Lincoln's principal object in his address was to demonstrate that Dred Scott was wrongly decided by the Supreme Court, and that it flew in the face of the philosophy and ideas of those who framed the Constitution. Remember, Dred Scott not only held that blacks could never be citizens of the United States. In the case the Court also ruled that the Constitution withheld from Congress any power to regulate, restrict, or prohibit slavery in the federally administered territories.

In the agitations that were ongoing in the Nation, any move to restrict slavery, anywhere in the Nation, was bound to be interpreted as hostility to slavery in the States where it was lawfully ongoing. As Lincoln spelled out the historical ground for his view that Dred Scott was wrongly decided, he forcefully confronted the persistent complaining that he observed by slavery supporters that the Northerners would not leave them to their slavery and ways, but would poke, prod, and provoke until their institution was undone. In moving to his conclusion, he animated the essential dispute of freedom vs slavery, in terms of moral right and wrong:
The question recurs, what will satisfy them? Simply this: We must not only let them alone, but we must somehow, convince them that we do let them alone. This, we know by experience, is no easy task. We have been so trying to convince them from the very beginning of our organization, but with no success. In all our platforms and speeches we have constantly protested our purpose to let them alone; but this has had no tendency to convince them. Alike unavailing to convince them, is the fact that they have never detected a man of us in any attempt to disturb them. 
These natural, and apparently adequate means all failing, what will convince them? This, and this only: cease to call slavery wrong, and join them in calling it right. And this must be done thoroughly - done in acts as well as in words. Silence will not be tolerated - we must place ourselves avowedly with them. Senator Douglas' new sedition law must be enacted and enforced, suppressing all declarations that slavery is wrong, whether made in politics, in presses, in pulpits, or in private. We must arrest and return their fugitive slaves with greedy pleasure. We must pull down our Free State constitutions. The whole atmosphere must be disinfected from all taint of opposition to slavery, before they will cease to believe that all their troubles proceed from us. 

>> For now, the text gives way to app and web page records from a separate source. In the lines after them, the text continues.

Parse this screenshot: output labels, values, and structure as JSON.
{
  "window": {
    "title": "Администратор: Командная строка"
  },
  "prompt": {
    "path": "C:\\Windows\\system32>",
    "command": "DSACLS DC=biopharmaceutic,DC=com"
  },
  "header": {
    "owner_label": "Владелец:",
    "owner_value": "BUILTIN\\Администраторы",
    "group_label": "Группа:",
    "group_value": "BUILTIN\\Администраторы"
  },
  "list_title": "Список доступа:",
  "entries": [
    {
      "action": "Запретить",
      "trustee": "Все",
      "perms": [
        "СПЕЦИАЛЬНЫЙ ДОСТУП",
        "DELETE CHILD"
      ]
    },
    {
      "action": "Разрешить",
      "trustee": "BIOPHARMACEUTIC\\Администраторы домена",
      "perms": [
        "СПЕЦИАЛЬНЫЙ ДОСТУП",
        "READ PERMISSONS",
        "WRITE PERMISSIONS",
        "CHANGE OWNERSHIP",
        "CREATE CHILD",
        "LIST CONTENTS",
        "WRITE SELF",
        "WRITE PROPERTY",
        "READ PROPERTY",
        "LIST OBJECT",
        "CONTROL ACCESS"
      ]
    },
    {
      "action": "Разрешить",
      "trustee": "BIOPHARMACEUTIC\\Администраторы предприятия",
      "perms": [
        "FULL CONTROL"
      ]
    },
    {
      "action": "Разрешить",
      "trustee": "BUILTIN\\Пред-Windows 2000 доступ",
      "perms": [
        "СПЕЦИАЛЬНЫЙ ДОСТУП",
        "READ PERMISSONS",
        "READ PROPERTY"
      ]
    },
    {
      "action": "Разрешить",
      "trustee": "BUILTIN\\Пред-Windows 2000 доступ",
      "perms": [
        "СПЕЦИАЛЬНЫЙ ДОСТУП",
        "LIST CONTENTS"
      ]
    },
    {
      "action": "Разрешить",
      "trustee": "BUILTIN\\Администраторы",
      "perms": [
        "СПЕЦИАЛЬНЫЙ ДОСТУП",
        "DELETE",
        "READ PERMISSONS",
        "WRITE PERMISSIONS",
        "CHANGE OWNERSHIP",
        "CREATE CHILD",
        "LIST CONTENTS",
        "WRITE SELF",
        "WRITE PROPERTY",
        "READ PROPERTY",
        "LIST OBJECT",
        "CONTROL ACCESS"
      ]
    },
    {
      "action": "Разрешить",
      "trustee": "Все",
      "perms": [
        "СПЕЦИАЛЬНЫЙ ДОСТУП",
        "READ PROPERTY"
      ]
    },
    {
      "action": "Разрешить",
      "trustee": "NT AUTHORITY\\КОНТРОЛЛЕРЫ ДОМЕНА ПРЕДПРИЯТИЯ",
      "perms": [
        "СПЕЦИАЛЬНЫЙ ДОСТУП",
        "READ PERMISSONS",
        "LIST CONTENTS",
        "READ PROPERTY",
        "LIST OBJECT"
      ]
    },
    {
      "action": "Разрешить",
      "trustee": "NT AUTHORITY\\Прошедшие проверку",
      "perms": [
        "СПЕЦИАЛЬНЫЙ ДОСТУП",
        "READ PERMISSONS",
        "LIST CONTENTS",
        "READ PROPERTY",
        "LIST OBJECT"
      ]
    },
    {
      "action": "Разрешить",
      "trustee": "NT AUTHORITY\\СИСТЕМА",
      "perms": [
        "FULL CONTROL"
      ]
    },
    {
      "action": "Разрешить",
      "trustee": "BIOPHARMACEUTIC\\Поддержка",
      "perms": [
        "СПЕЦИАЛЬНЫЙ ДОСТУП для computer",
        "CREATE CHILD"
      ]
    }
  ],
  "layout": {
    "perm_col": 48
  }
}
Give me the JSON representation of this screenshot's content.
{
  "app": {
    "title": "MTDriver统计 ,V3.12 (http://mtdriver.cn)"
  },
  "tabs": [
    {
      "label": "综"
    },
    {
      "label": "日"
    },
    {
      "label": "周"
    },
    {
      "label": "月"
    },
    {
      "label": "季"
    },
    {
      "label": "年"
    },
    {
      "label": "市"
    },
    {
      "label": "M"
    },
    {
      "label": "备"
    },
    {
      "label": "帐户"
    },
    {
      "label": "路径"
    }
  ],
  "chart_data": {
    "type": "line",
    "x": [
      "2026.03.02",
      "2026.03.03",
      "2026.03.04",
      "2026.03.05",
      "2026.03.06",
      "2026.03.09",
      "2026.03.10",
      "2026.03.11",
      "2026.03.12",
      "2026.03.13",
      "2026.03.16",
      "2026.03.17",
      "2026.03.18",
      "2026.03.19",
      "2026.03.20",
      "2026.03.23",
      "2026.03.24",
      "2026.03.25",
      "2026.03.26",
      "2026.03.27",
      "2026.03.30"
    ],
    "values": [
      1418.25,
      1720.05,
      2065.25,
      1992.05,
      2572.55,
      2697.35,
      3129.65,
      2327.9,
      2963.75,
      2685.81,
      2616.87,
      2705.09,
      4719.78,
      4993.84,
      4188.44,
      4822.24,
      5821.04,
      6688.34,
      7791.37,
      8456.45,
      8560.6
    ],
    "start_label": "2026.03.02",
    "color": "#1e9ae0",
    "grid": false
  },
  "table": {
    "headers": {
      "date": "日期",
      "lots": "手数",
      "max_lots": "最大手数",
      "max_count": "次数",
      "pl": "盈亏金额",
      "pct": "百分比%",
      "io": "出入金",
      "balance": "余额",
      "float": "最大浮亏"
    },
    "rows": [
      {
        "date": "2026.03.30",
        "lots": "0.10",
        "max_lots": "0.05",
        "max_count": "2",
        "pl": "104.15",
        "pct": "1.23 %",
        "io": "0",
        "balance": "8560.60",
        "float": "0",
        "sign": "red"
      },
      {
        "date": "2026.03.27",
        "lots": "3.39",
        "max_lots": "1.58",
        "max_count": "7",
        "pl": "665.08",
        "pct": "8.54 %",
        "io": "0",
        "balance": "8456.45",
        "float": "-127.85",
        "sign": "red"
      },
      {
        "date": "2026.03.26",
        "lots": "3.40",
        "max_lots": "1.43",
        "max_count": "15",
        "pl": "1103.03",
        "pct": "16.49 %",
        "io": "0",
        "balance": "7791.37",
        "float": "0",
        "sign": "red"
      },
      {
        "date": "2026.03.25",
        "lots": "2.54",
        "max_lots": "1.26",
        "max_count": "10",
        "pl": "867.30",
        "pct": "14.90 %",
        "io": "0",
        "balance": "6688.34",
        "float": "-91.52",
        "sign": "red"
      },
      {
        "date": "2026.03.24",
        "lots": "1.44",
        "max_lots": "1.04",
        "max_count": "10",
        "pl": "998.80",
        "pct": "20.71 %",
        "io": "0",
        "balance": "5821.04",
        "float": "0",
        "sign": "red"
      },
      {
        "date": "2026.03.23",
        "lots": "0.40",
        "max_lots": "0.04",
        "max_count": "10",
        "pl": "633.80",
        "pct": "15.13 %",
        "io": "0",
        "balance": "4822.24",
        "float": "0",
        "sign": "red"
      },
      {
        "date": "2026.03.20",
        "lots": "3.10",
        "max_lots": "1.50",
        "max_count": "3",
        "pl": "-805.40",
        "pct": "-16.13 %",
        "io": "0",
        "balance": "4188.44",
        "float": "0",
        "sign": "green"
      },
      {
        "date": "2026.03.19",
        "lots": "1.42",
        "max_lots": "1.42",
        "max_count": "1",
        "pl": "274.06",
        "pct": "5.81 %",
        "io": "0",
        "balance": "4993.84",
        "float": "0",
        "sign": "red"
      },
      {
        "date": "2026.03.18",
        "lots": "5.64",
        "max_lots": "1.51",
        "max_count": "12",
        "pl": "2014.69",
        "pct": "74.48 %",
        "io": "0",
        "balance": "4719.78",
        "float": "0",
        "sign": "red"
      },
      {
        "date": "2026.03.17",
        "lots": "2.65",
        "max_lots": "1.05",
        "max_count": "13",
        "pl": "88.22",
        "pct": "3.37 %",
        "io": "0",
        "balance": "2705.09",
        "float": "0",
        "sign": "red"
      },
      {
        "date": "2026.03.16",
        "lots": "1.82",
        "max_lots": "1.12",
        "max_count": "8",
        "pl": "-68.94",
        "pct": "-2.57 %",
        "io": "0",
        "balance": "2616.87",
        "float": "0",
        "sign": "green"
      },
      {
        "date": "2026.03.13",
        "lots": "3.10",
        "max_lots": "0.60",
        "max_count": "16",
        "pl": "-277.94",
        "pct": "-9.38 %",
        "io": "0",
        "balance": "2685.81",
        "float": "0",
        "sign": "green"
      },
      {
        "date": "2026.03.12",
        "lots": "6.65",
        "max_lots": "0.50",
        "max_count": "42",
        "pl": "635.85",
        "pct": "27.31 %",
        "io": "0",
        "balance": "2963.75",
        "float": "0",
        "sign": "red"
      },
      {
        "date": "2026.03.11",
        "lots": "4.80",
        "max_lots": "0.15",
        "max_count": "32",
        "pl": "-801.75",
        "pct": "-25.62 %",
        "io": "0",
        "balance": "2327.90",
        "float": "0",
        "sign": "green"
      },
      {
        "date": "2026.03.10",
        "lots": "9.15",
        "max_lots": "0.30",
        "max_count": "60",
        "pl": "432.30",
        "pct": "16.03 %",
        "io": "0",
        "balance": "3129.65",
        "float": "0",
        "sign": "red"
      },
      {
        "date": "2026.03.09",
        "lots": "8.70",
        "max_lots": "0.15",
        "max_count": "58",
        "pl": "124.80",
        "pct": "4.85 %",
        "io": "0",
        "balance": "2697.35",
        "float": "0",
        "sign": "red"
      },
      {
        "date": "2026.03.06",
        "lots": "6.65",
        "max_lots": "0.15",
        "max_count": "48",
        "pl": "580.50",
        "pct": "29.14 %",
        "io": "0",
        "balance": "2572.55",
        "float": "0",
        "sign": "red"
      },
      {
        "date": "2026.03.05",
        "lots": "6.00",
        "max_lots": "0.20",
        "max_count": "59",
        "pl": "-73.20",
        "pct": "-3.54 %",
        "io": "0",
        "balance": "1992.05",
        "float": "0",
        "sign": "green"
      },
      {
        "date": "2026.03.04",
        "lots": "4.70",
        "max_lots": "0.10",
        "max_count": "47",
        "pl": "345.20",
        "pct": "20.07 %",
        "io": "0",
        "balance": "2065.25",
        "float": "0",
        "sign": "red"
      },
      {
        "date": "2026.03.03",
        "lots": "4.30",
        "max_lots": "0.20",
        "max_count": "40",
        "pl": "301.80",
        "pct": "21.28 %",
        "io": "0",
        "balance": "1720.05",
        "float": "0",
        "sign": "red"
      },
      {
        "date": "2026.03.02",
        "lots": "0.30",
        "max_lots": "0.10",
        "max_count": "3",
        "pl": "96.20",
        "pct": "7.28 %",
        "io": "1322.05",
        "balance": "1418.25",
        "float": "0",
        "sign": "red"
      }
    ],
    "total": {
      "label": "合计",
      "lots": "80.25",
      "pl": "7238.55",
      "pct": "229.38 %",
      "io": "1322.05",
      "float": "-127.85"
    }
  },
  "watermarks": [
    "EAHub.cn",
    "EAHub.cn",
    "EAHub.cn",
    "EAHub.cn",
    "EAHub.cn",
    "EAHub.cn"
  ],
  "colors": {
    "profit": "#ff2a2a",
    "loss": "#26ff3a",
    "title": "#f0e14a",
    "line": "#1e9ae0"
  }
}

In a like vein, the decision by the Board of Professional Conduct evinces a like conviction to those of the slavers that, unless and until, every voice of objection, of dissent, whether framed as a religious and faith informed opposition, such as were Henry Ward Beecher's arguments against slavery, or phrased as constitutional principles, as were Lincoln's arguments against disunion, is not just silenced, but transformed into a voice of approval for same sex marriage, the work will be viewed as incomplete. Here, Judge McConnell must now bend his knee to the marital plow in service of elevation of same sex marriage.